**What is expected**
Read the lines below, and copy any that contain the string "title".

=== Data to examine ===

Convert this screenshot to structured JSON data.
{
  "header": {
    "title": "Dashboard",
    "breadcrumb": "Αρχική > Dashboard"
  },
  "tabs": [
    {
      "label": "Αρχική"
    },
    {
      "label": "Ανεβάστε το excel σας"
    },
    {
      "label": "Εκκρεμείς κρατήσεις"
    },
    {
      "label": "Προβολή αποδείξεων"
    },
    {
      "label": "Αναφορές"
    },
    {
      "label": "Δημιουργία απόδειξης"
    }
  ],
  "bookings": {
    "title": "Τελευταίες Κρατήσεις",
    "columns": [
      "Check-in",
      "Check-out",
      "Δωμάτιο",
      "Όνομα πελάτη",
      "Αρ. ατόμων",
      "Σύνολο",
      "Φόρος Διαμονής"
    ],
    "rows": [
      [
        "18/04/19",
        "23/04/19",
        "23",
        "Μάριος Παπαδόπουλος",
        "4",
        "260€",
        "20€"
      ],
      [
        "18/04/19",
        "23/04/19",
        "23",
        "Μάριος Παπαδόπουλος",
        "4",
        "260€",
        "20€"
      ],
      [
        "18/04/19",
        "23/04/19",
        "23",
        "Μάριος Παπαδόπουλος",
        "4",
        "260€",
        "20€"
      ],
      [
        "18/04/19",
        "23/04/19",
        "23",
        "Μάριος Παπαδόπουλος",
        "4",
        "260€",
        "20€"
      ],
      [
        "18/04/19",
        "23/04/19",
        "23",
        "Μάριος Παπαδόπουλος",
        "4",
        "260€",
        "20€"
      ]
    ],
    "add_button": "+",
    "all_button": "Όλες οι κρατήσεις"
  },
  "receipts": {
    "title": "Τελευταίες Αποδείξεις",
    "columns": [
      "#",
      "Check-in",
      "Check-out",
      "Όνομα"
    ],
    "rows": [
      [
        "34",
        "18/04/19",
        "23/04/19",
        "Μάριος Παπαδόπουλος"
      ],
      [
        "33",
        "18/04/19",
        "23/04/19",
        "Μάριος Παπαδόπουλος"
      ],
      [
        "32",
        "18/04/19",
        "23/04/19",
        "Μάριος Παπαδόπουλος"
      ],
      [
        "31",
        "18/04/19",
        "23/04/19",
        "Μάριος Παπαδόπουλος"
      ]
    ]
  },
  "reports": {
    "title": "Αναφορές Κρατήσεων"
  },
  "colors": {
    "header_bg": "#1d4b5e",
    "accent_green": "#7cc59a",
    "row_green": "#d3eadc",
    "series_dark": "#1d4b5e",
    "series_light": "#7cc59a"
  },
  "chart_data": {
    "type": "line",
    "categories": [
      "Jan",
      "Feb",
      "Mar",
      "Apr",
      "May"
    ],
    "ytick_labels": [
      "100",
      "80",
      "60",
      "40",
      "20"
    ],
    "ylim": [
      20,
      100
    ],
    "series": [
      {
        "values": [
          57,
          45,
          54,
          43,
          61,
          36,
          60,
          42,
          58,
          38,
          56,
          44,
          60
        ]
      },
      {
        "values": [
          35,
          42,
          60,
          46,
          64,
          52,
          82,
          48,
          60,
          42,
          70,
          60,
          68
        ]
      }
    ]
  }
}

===

**Exercise output**
    "title": "Dashboard",
    "title": "Τελευταίες Κρατήσεις",
    "title": "Τελευταίες Αποδείξεις",
    "title": "Αναφορές Κρατήσεων"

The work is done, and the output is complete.